The new Chancellor's reputation as a pugnacious dispatch box performer had raised expectations of a bruising exchange with Gordon Brown, his Labour shadow. But for those anticipating blood, the encounter was a disappointment.
Mr Brown asked what changes Mr Clarke was going to make, having admitted the trade deficit was a problem. 'Now the Chancellor has said at the Mansion House that achieving higher levels of growth is his objective, will he tell us the investment and employment measures that he will seek to bring in?
'Now the Prime Minister has changed the Chancellor, will the Chancellor now announce the detailed changes in policy so that the country can see action instead of just words?'
Tory backbenchers were hoping for a brutal put-down of the 'go away, lie down in a dark room, keep taking the tablets' vintage that Mr Clarke used a month ago, as Home Secretary, to demolish Robert Maclennan, the Liberal Democrat.
But the Chancellor said, without biting, that he had no intention of pre-empting the work of Michael Heseltine, President of the Board of Trade, or David Hunt, Secretary of State for Employment. 'All three of us are going to work in the same direction. My next major contribution will, no doubt, be in November's Budget.
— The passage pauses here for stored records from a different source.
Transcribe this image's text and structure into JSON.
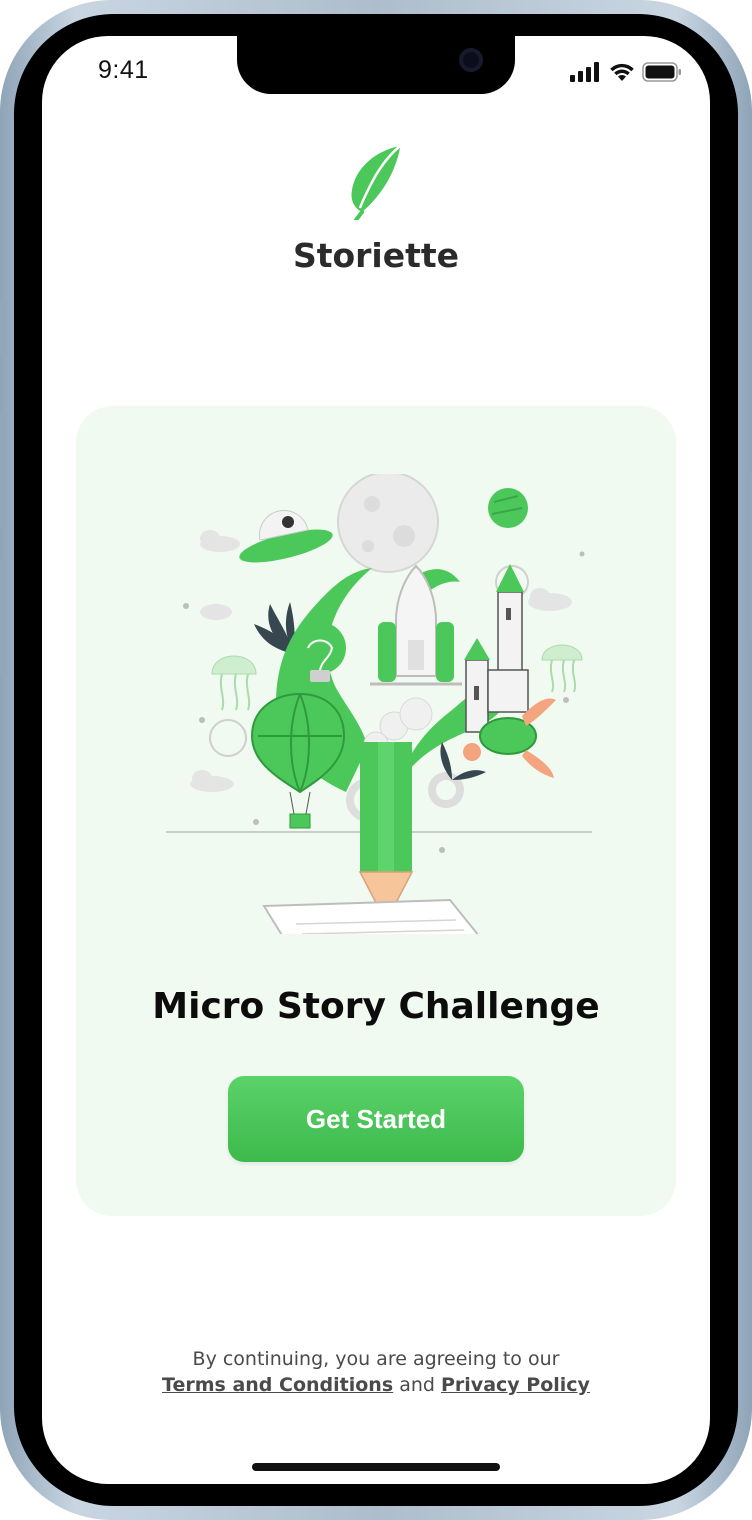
{
  "status_bar": {
    "time": "9:41"
  },
  "app": {
    "brand_name": "Storiette"
  },
  "hero": {
    "title": "Micro Story Challenge",
    "cta_label": "Get Started"
  },
  "legal": {
    "prefix": "By continuing, you are agreeing to our",
    "terms_label": "Terms and Conditions",
    "conjunction": "and",
    "privacy_label": "Privacy Policy"
  },
  "colors": {
    "accent": "#4CC85A",
    "card_bg": "#F1FAF1",
    "text_dark": "#2B2B2B"
  },
  "icons": [
    "feather-logo-icon",
    "signal-icon",
    "wifi-icon",
    "battery-icon"
  ]
}
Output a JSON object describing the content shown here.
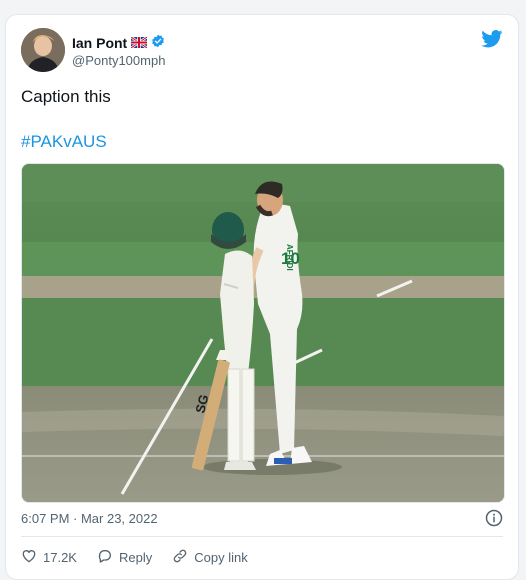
{
  "tweet": {
    "author_name": "Ian Pont",
    "author_handle": "@Ponty100mph",
    "text": "Caption this",
    "hashtag": "#PAKvAUS",
    "timestamp": "6:07 PM · Mar 23, 2022",
    "like_count": "17.2K",
    "reply_label": "Reply",
    "copy_link_label": "Copy link"
  },
  "media": {
    "jersey_name": "AFRIDI",
    "jersey_number": "10"
  },
  "colors": {
    "link_blue": "#1b95e0",
    "verified_blue": "#1d9bf0",
    "muted_text": "#536471"
  },
  "icons": [
    "avatar",
    "uk-flag-icon",
    "verified-badge-icon",
    "twitter-bird-icon",
    "info-icon",
    "heart-icon",
    "reply-icon",
    "copy-link-icon"
  ]
}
But I can assure Mr Brown that he is going to find he is facing a business-friendly government that does take specific measures to sustain British industry and commerce in the recovery it is already beginning to make.'
With Mr Clarke and Michael Portillo, Chief Secretary to the Treasury, fresh from a Cabinet meeting on cutting the pounds 50bn public sector borrowing requirement, there was further pressure from Labour on the threat to invalidity benefit - met by the standard cry of 'scaremongering' - and suggestions from Tory backbenchers on where the axe should fall.
Toby Jessel, MP for Twickenham, urged that the NHS stop removing tattoos. From an altogether loftier plane, Sir Peter Tapsell, stockbroker, adviser to banks and MP for the rural backwater of East Lindsey, observed that Mr Clarke was the 13th Chancellor he had questioned.
'May I confidently express the hope that he will have a happier tenure of office than his 12 predecessors. And before his officials and advisers have time to bemuse him with contradictory economic theories and dogma, may I respectfully suggest to him that he take a firm grasp of the basic proposition that, if we had a large surplus on our balance of payments, it would not matter if we had a large public sector borrowing requirement - ie the balance of payments is the critical statistic, so he was absolutely right in his Guildhall speech to stress the importance of helping British industry.'
The 26,100 fall in unemployment was welcomed by John Major at Question Time, though he conceded the total remained too high - at 2,913,800. Labour did not just talk British industry down but given the chance would 'do it in'. Opposition MPs shouted 'boring' as the Prime Minister recited a list of woes Labour would heap on employers - minimum wages, the cost of the Social Chapter and the legalisation 'yet again' of flying pickets. 'They may regard it as boring; employers regard it as a job destruction programme.'
Ministry of Defence civilians who work in support of the Royal Navy reserves may think much the same of the deep cuts in Britain's reserve forces announced to the House by Malcolm Rifkind, Secretary of State for Defence. The 2,700-strong Royal Naval Auxiliary Service is to be disbanded and Royal Naval Reserve strength cut from 4,700 to 3,500; up to 200 civilian jobs will go.
Mr Rifkind plans to use Territorial Army volunteers to augment Regulars in UN peacekeeping roles. Reservists have only been called out at times of heightened tension or in war. He believed reservists would welcome the new role, but Julian Brazier, Tory MP for Canterbury and a former TA captain, disagreed. The clearest lesson from the Gulf war was 'that the worst possible thing you can do to Territorial soldiers is to ask them to volunteer twice,' he said.
'Calling for volunteers puts men in an impossible position with their employers, and sometimes with their families too. Either a unit should be called out . . . or it shouldn't'
David Clark, Labour's defence spokesman, wanted to 'see the small print' of the announcement but thought it was Treasury-driven, 'to screw money out of the MoD . . . It has given new meaning to the 'army of the unemployed' in this country'.
Taking issue with Mr Brazier over volunteering, and raising Labour suspicions of another 'fiddle' of the jobless total, Archie Hamilton, former Armed Forces minister, said that very often reservists were self- employed and sometimes unemployed. 'They are in those circumstances extremely grateful to serve.'Reuse content